PROBLEM STATEMENT:
Copy out every record exactly.

===== DATA TO USE =====

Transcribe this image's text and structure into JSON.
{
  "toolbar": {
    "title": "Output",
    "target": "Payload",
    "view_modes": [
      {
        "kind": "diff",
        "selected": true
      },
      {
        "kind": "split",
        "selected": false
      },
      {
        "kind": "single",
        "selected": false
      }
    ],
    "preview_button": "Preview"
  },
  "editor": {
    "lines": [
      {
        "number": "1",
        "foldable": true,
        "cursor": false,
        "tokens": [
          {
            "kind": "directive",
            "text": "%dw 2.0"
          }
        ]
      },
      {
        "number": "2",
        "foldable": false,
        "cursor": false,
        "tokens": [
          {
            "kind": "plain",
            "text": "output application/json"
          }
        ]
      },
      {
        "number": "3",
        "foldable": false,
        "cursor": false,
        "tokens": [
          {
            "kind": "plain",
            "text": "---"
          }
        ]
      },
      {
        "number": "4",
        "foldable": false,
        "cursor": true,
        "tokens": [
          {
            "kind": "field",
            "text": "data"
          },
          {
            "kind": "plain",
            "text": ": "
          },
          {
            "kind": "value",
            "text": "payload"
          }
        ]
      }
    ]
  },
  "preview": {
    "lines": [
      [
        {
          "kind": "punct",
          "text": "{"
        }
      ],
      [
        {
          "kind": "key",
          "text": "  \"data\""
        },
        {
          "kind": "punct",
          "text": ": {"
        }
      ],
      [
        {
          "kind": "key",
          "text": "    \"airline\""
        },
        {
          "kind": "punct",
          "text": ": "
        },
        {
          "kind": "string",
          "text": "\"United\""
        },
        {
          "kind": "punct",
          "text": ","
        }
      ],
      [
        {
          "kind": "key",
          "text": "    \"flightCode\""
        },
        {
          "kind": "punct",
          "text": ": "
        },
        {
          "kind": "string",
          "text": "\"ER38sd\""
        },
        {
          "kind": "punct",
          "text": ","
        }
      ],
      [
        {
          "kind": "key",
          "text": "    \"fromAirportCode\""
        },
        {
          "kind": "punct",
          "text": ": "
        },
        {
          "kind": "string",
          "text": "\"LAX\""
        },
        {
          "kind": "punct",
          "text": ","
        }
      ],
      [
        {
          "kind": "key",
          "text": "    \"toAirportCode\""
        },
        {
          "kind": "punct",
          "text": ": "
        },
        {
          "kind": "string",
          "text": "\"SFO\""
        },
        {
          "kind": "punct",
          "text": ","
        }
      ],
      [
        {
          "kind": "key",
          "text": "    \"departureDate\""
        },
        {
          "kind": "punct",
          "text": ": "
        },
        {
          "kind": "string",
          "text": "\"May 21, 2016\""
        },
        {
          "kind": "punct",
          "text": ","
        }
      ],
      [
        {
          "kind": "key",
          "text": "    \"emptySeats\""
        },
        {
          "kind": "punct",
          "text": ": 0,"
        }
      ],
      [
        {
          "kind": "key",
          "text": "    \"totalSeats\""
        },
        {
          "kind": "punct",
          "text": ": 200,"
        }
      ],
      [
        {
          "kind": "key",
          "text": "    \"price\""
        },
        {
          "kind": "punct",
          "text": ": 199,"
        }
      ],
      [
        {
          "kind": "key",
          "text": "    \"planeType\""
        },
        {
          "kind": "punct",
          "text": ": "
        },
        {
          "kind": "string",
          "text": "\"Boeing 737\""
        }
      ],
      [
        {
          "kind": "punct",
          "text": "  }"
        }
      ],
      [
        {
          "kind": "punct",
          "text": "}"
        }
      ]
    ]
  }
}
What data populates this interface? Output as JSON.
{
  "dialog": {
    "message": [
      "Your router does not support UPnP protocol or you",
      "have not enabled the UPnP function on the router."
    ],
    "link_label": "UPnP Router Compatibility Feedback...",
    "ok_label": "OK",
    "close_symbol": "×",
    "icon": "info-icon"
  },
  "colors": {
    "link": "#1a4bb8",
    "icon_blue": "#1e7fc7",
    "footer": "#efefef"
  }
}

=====

RESPONSE TO THE TASK:
Transcribe this image's text and structure into JSON.
{
  "toolbar": {
    "title": "Output",
    "target": "Payload",
    "view_modes": [
      {
        "kind": "diff",
        "selected": true
      },
      {
        "kind": "split",
        "selected": false
      },
      {
        "kind": "single",
        "selected": false
      }
    ],
    "preview_button": "Preview"
  },
  "editor": {
    "lines": [
      {
        "number": "1",
        "foldable": true,
        "cursor": false,
        "tokens": [
          {
            "kind": "directive",
            "text": "%dw 2.0"
          }
        ]
      },
      {
        "number": "2",
        "foldable": false,
        "cursor": false,
        "tokens": [
          {
            "kind": "plain",
            "text": "output application/json"
          }
        ]
      },
      {
        "number": "3",
        "foldable": false,
        "cursor": false,
        "tokens": [
          {
            "kind": "plain",
            "text": "---"
          }
        ]
      },
      {
        "number": "4",
        "foldable": false,
        "cursor": true,
        "tokens": [
          {
            "kind": "field",
            "text": "data"
          },
          {
            "kind": "plain",
            "text": ": "
          },
          {
            "kind": "value",
            "text": "payload"
          }
        ]
      }
    ]
  },
  "preview": {
    "lines": [
      [
        {
          "kind": "punct",
          "text": "{"
        }
      ],
      [
        {
          "kind": "key",
          "text": "  \"data\""
        },
        {
          "kind": "punct",
          "text": ": {"
        }
      ],
      [
        {
          "kind": "key",
          "text": "    \"airline\""
        },
        {
          "kind": "punct",
          "text": ": "
        },
        {
          "kind": "string",
          "text": "\"United\""
        },
        {
          "kind": "punct",
          "text": ","
        }
      ],
      [
        {
          "kind": "key",
          "text": "    \"flightCode\""
        },
        {
          "kind": "punct",
          "text": ": "
        },
        {
          "kind": "string",
          "text": "\"ER38sd\""
        },
        {
          "kind": "punct",
          "text": ","
        }
      ],
      [
        {
          "kind": "key",
          "text": "    \"fromAirportCode\""
        },
        {
          "kind": "punct",
          "text": ": "
        },
        {
          "kind": "string",
          "text": "\"LAX\""
        },
        {
          "kind": "punct",
          "text": ","
        }
      ],
      [
        {
          "kind": "key",
          "text": "    \"toAirportCode\""
        },
        {
          "kind": "punct",
          "text": ": "
        },
        {
          "kind": "string",
          "text": "\"SFO\""
        },
        {
          "kind": "punct",
          "text": ","
        }
      ],
      [
        {
          "kind": "key",
          "text": "    \"departureDate\""
        },
        {
          "kind": "punct",
          "text": ": "
        },
        {
          "kind": "string",
          "text": "\"May 21, 2016\""
        },
        {
          "kind": "punct",
          "text": ","
        }
      ],
      [
        {
          "kind": "key",
          "text": "    \"emptySeats\""
        },
        {
          "kind": "punct",
          "text": ": 0,"
        }
      ],
      [
        {
          "kind": "key",
          "text": "    \"totalSeats\""
        },
        {
          "kind": "punct",
          "text": ": 200,"
        }
      ],
      [
        {
          "kind": "key",
          "text": "    \"price\""
        },
        {
          "kind": "punct",
          "text": ": 199,"
        }
      ],
      [
        {
          "kind": "key",
          "text": "    \"planeType\""
        },
        {
          "kind": "punct",
          "text": ": "
        },
        {
          "kind": "string",
          "text": "\"Boeing 737\""
        }
      ],
      [
        {
          "kind": "punct",
          "text": "  }"
        }
      ],
      [
        {
          "kind": "punct",
          "text": "}"
        }
      ]
    ]
  }
}
What data populates this interface? Output as JSON.
{
  "dialog": {
    "message": [
      "Your router does not support UPnP protocol or you",
      "have not enabled the UPnP function on the router."
    ],
    "link_label": "UPnP Router Compatibility Feedback...",
    "ok_label": "OK",
    "close_symbol": "×",
    "icon": "info-icon"
  },
  "colors": {
    "link": "#1a4bb8",
    "icon_blue": "#1e7fc7",
    "footer": "#efefef"
  }
}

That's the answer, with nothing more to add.